Ensalaco could discuss candidates' policies on immigration and human rights (especially human trafficking), plus how they could handle foreign policy as it relates to world dictators and transitions of Power (Fidel Castro). Ensalaco's focus is especially human trafficking, which is a big problem in the Midwest. He was part of a group instrumental in pushing through an Ohio bill to make human trafficking a felony in Ohio. Latin American issues are another part of his expertise, so he's very familiar with border and immigration issues.
Interviewed by: CBS Radio News, CNN en Español, CNN International, Fox News Channel, BBC, Reuters, The New York Times, Voice of America and several on-camera appearances in Dayton.
Quote: "The Arab Spring has really changed the political dynamic, so the changes that are occurring are not a result of al-Qaida, they're not a result of Islamic militance."
VOTING RIGHTS, ELECTION LAWSUITS
Since the 2000 presidential election, Saphire has served as co-counsel in a number of voting rights cases, including Stewart v. Blackwell, a challenge to Ohio's dual-balloting voting system, and Project Vote v. Madison County Board of Elections, a challenge to Ohio voting regulations that restricted the right to register to vote. Co-wrote "The Voting Rights Act and the Racial Gap in Lost Votes," reprinted in The Civil Rights Litigation and Attorneys Fees Annual Handbook, Nov. 2008.
Interviewed by: Newark Star-Ledger, The Associated Press, Ohio News Network, local Dayton media.

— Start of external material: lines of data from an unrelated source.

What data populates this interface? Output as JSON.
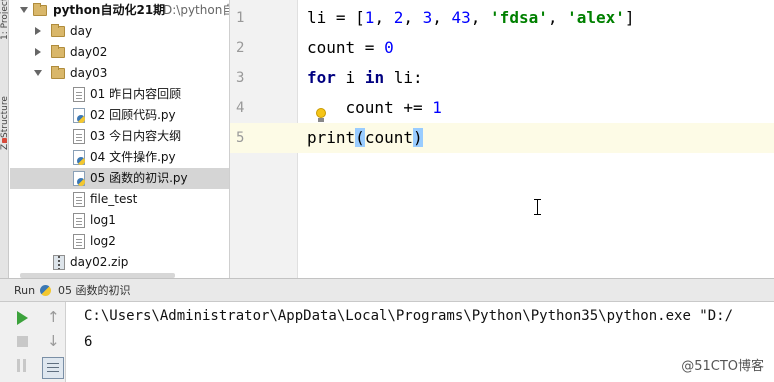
{
  "sidebar": {
    "strip_labels": [
      "1: Project",
      "Z: Structure"
    ]
  },
  "project_tree": {
    "items": [
      {
        "label": "python自动化21期",
        "hint": "D:\\python自",
        "type": "folder",
        "expanded": true
      },
      {
        "label": "day",
        "type": "folder",
        "expanded": false
      },
      {
        "label": "day02",
        "type": "folder",
        "expanded": false
      },
      {
        "label": "day03",
        "type": "folder",
        "expanded": true
      },
      {
        "label": "01 昨日内容回顾",
        "type": "text"
      },
      {
        "label": "02 回顾代码.py",
        "type": "py"
      },
      {
        "label": "03 今日内容大纲",
        "type": "text"
      },
      {
        "label": "04 文件操作.py",
        "type": "py"
      },
      {
        "label": "05 函数的初识.py",
        "type": "py",
        "selected": true
      },
      {
        "label": "file_test",
        "type": "text"
      },
      {
        "label": "log1",
        "type": "text"
      },
      {
        "label": "log2",
        "type": "text"
      },
      {
        "label": "day02.zip",
        "type": "zip"
      }
    ]
  },
  "editor": {
    "line_numbers": [
      "1",
      "2",
      "3",
      "4",
      "5"
    ],
    "current_line": 5,
    "lines": {
      "l1": {
        "a": "li = [",
        "n1": "1",
        "c1": ", ",
        "n2": "2",
        "c2": ", ",
        "n3": "3",
        "c3": ", ",
        "n4": "43",
        "c4": ", ",
        "s1": "'fdsa'",
        "c5": ", ",
        "s2": "'alex'",
        "end": "]"
      },
      "l2": {
        "a": "count = ",
        "n1": "0"
      },
      "l3": {
        "kw1": "for",
        "a": " i ",
        "kw2": "in",
        "b": " li:"
      },
      "l4": {
        "a": "    count += ",
        "n1": "1"
      },
      "l5": {
        "a": "print",
        "lp": "(",
        "b": "count",
        "rp": ")"
      }
    }
  },
  "run_panel": {
    "title": "Run",
    "tab_label": "05 函数的初识",
    "output": [
      "C:\\Users\\Administrator\\AppData\\Local\\Programs\\Python\\Python35\\python.exe \"D:/",
      "6"
    ]
  },
  "watermark": "@51CTO博客"
}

Quote: "Those folks don't know any more about the law than people on the streets do. There are a lot of these so-called 'opinion molders' who have this romanticized notion that the Constitution is what the Founders said it should be and judges should stick to that."
FORMER OHIO GOVERNOR: EDUCATION POLICY, STATE POLITICS
Bob Taft, distinguished research associate, School of Education and Allied Professions
Former Ohio Governor (1999-2007)
PR Contact: Cameron Fullam, (o) 937-229-3256, (c) 937-212-2979, firstname.lastname@example.org
Former Ohio governor Bob Taft heads the Center for Education Excellence at the University of Dayton, and he serves on the Ohio Advisory Board of Strong American Schools. As governor, Taft earned a strong reputation for school initiatives and provided significant leadership on education issues and continues to work to help states raise academic standards and close the "expectations gap" so that all high school students graduate ready for college and work. He is frequently sought for his education expertise, especially as it intersects with state and national policy.
Interviewed by: The Associated Press, The Chronicle of Higher Education, The Plain Dealer
Quote: "Long term, obviously, we are not going to have a good economy unless we do a better job of investing wisely in education and improving our schools, and helping more kids graduate and go to college."
Lasley is a nationally recognized leader in education reform and an expert on teacher education, classroom instruction and the impact of society and politics on schools. He has written several books and served on many education boards and committees including the Ohio Board of Regents Planning Committee on Higher Learning Accountability and Performance.
Interviewed by: The Chronicle of Higher Education, Christian Science Monitor
Quote: (On STEM education) "People understand job generation occurs out of these fields. I think everyone is calling for more intellectual capital. How do you get it? Increase graduates purposely focused on these areas."